Supplied records:
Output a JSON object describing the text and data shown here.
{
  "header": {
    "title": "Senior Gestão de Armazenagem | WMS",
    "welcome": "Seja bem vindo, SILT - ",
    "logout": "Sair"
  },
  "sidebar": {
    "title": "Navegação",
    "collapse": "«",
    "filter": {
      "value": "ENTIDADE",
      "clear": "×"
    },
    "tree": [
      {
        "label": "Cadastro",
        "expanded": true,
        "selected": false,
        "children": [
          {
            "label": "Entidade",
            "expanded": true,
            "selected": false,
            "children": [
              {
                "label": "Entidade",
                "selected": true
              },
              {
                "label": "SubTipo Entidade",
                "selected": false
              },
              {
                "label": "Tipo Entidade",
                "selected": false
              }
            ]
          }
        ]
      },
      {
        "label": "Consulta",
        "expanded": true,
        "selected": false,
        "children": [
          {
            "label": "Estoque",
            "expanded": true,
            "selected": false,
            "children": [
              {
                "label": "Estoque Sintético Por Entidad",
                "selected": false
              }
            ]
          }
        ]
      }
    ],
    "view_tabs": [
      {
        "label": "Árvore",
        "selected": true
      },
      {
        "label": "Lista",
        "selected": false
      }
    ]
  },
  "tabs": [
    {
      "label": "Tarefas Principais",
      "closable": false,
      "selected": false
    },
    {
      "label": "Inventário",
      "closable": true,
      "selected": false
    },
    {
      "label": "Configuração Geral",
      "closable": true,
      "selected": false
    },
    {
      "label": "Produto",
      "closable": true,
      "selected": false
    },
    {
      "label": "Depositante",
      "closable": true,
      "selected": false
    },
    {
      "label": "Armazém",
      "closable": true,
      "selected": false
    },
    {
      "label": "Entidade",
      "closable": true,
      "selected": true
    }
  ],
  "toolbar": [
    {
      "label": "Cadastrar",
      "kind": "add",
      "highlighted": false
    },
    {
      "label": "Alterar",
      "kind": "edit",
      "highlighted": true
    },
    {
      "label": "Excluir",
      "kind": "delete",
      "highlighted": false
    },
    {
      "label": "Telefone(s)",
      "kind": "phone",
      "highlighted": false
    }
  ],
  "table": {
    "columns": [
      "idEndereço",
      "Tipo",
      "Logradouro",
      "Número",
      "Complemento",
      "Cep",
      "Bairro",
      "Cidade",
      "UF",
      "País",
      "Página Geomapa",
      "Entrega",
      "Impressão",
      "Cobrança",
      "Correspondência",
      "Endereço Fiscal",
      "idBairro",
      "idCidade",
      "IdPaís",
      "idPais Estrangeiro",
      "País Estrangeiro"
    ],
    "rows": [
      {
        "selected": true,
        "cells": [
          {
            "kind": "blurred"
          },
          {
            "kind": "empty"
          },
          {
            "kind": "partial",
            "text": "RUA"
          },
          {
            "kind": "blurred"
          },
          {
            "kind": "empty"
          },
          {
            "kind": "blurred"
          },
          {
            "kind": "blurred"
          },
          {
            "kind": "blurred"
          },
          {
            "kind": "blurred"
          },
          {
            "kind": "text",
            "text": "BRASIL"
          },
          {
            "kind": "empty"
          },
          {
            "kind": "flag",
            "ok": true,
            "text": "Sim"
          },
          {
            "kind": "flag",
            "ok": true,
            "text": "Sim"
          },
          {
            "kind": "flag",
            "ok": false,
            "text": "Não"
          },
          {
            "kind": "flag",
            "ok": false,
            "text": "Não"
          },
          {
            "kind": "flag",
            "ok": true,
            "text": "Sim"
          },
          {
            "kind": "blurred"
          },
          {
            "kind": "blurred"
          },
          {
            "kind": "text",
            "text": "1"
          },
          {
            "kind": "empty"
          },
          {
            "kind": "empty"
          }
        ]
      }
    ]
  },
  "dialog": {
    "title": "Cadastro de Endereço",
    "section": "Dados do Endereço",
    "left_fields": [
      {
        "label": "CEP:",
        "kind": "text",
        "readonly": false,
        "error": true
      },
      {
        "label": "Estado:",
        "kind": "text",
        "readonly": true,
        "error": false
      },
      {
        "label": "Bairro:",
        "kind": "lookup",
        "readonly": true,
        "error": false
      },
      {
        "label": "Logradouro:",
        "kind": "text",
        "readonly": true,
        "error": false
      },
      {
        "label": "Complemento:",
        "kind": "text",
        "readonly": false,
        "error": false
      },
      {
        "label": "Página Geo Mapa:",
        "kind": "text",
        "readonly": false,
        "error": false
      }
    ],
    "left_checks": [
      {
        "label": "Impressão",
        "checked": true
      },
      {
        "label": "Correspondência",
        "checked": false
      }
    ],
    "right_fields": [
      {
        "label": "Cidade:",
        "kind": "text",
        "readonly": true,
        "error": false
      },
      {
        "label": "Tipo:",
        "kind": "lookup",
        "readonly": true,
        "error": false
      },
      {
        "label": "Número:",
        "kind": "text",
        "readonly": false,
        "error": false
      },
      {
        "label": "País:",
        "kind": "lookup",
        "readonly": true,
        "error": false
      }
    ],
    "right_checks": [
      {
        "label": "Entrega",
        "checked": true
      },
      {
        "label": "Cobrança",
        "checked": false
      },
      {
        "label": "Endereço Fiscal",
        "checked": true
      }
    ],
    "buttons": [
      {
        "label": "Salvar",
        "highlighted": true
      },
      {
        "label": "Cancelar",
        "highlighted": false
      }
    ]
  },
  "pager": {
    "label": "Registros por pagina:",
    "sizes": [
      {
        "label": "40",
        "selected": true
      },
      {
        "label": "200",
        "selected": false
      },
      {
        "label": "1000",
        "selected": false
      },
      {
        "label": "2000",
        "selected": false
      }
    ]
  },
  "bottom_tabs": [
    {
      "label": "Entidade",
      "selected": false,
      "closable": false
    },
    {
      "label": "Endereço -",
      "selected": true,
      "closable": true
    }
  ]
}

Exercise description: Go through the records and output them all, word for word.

Task result:
Output a JSON object describing the text and data shown here.
{
  "header": {
    "title": "Senior Gestão de Armazenagem | WMS",
    "welcome": "Seja bem vindo, SILT - ",
    "logout": "Sair"
  },
  "sidebar": {
    "title": "Navegação",
    "collapse": "«",
    "filter": {
      "value": "ENTIDADE",
      "clear": "×"
    },
    "tree": [
      {
        "label": "Cadastro",
        "expanded": true,
        "selected": false,
        "children": [
          {
            "label": "Entidade",
            "expanded": true,
            "selected": false,
            "children": [
              {
                "label": "Entidade",
                "selected": true
              },
              {
                "label": "SubTipo Entidade",
                "selected": false
              },
              {
                "label": "Tipo Entidade",
                "selected": false
              }
            ]
          }
        ]
      },
      {
        "label": "Consulta",
        "expanded": true,
        "selected": false,
        "children": [
          {
            "label": "Estoque",
            "expanded": true,
            "selected": false,
            "children": [
              {
                "label": "Estoque Sintético Por Entidad",
                "selected": false
              }
            ]
          }
        ]
      }
    ],
    "view_tabs": [
      {
        "label": "Árvore",
        "selected": true
      },
      {
        "label": "Lista",
        "selected": false
      }
    ]
  },
  "tabs": [
    {
      "label": "Tarefas Principais",
      "closable": false,
      "selected": false
    },
    {
      "label": "Inventário",
      "closable": true,
      "selected": false
    },
    {
      "label": "Configuração Geral",
      "closable": true,
      "selected": false
    },
    {
      "label": "Produto",
      "closable": true,
      "selected": false
    },
    {
      "label": "Depositante",
      "closable": true,
      "selected": false
    },
    {
      "label": "Armazém",
      "closable": true,
      "selected": false
    },
    {
      "label": "Entidade",
      "closable": true,
      "selected": true
    }
  ],
  "toolbar": [
    {
      "label": "Cadastrar",
      "kind": "add",
      "highlighted": false
    },
    {
      "label": "Alterar",
      "kind": "edit",
      "highlighted": true
    },
    {
      "label": "Excluir",
      "kind": "delete",
      "highlighted": false
    },
    {
      "label": "Telefone(s)",
      "kind": "phone",
      "highlighted": false
    }
  ],
  "table": {
    "columns": [
      "idEndereço",
      "Tipo",
      "Logradouro",
      "Número",
      "Complemento",
      "Cep",
      "Bairro",
      "Cidade",
      "UF",
      "País",
      "Página Geomapa",
      "Entrega",
      "Impressão",
      "Cobrança",
      "Correspondência",
      "Endereço Fiscal",
      "idBairro",
      "idCidade",
      "IdPaís",
      "idPais Estrangeiro",
      "País Estrangeiro"
    ],
    "rows": [
      {
        "selected": true,
        "cells": [
          {
            "kind": "blurred"
          },
          {
            "kind": "empty"
          },
          {
            "kind": "partial",
            "text": "RUA"
          },
          {
            "kind": "blurred"
          },
          {
            "kind": "empty"
          },
          {
            "kind": "blurred"
          },
          {
            "kind": "blurred"
          },
          {
            "kind": "blurred"
          },
          {
            "kind": "blurred"
          },
          {
            "kind": "text",
            "text": "BRASIL"
          },
          {
            "kind": "empty"
          },
          {
            "kind": "flag",
            "ok": true,
            "text": "Sim"
          },
          {
            "kind": "flag",
            "ok": true,
            "text": "Sim"
          },
          {
            "kind": "flag",
            "ok": false,
            "text": "Não"
          },
          {
            "kind": "flag",
            "ok": false,
            "text": "Não"
          },
          {
            "kind": "flag",
            "ok": true,
            "text": "Sim"
          },
          {
            "kind": "blurred"
          },
          {
            "kind": "blurred"
          },
          {
            "kind": "text",
            "text": "1"
          },
          {
            "kind": "empty"
          },
          {
            "kind": "empty"
          }
        ]
      }
    ]
  },
  "dialog": {
    "title": "Cadastro de Endereço",
    "section": "Dados do Endereço",
    "left_fields": [
      {
        "label": "CEP:",
        "kind": "text",
        "readonly": false,
        "error": true
      },
      {
        "label": "Estado:",
        "kind": "text",
        "readonly": true,
        "error": false
      },
      {
        "label": "Bairro:",
        "kind": "lookup",
        "readonly": true,
        "error": false
      },
      {
        "label": "Logradouro:",
        "kind": "text",
        "readonly": true,
        "error": false
      },
      {
        "label": "Complemento:",
        "kind": "text",
        "readonly": false,
        "error": false
      },
      {
        "label": "Página Geo Mapa:",
        "kind": "text",
        "readonly": false,
        "error": false
      }
    ],
    "left_checks": [
      {
        "label": "Impressão",
        "checked": true
      },
      {
        "label": "Correspondência",
        "checked": false
      }
    ],
    "right_fields": [
      {
        "label": "Cidade:",
        "kind": "text",
        "readonly": true,
        "error": false
      },
      {
        "label": "Tipo:",
        "kind": "lookup",
        "readonly": true,
        "error": false
      },
      {
        "label": "Número:",
        "kind": "text",
        "readonly": false,
        "error": false
      },
      {
        "label": "País:",
        "kind": "lookup",
        "readonly": true,
        "error": false
      }
    ],
    "right_checks": [
      {
        "label": "Entrega",
        "checked": true
      },
      {
        "label": "Cobrança",
        "checked": false
      },
      {
        "label": "Endereço Fiscal",
        "checked": true
      }
    ],
    "buttons": [
      {
        "label": "Salvar",
        "highlighted": true
      },
      {
        "label": "Cancelar",
        "highlighted": false
      }
    ]
  },
  "pager": {
    "label": "Registros por pagina:",
    "sizes": [
      {
        "label": "40",
        "selected": true
      },
      {
        "label": "200",
        "selected": false
      },
      {
        "label": "1000",
        "selected": false
      },
      {
        "label": "2000",
        "selected": false
      }
    ]
  },
  "bottom_tabs": [
    {
      "label": "Entidade",
      "selected": false,
      "closable": false
    },
    {
      "label": "Endereço -",
      "selected": true,
      "closable": true
    }
  ]
}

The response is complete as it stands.